*Stored entries:*
--

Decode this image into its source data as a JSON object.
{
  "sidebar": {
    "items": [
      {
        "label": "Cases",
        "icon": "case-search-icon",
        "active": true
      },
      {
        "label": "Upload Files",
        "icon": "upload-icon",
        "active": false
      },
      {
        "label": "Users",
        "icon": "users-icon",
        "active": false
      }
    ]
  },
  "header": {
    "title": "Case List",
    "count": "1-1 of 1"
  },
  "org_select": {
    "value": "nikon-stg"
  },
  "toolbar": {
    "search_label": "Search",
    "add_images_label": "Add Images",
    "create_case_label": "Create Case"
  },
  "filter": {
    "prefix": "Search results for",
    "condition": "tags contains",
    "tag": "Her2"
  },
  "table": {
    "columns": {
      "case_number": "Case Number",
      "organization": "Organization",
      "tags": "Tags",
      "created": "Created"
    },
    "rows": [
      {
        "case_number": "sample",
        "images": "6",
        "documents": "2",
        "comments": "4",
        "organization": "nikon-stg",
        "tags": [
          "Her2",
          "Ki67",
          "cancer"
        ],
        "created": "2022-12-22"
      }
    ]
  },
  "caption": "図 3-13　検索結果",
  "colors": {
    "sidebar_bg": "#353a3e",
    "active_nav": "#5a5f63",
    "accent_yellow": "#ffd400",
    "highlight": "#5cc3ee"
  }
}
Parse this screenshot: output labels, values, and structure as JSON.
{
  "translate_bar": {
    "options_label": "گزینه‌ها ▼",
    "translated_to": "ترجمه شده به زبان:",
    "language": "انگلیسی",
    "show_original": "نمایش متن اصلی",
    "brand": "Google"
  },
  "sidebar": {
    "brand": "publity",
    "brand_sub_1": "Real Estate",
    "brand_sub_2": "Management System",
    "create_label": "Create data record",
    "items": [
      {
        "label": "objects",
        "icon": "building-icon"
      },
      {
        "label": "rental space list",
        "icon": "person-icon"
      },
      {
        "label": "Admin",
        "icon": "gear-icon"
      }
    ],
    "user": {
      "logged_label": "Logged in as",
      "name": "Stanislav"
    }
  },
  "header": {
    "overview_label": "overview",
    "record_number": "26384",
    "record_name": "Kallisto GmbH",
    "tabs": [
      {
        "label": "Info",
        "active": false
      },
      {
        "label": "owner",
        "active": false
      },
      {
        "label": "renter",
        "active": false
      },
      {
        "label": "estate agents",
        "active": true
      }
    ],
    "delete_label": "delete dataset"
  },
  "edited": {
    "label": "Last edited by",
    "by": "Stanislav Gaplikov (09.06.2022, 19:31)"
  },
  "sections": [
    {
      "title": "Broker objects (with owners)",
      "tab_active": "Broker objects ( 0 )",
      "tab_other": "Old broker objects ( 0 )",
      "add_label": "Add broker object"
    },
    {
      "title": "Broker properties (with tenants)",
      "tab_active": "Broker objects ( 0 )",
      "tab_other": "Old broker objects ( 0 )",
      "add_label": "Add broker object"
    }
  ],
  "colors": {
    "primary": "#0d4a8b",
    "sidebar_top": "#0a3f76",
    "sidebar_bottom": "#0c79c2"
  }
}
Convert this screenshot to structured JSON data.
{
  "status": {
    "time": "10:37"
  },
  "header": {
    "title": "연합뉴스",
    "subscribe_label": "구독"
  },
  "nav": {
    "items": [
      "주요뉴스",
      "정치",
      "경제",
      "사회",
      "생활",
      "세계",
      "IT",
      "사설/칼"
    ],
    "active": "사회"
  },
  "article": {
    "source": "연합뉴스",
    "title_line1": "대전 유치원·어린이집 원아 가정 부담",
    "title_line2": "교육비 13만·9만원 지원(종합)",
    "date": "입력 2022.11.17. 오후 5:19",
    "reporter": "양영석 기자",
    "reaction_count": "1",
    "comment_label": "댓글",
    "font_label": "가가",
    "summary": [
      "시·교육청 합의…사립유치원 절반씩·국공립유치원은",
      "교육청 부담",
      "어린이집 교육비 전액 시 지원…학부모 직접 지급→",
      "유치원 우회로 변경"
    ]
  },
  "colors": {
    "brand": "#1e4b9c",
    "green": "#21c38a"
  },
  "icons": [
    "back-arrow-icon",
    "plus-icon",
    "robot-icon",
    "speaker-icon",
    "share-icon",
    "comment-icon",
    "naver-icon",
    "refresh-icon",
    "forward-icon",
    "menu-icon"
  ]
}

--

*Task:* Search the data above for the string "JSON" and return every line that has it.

*Your solution:*
Decode this image into its source data as a JSON object.
Parse this screenshot: output labels, values, and structure as JSON.
Convert this screenshot to structured JSON data.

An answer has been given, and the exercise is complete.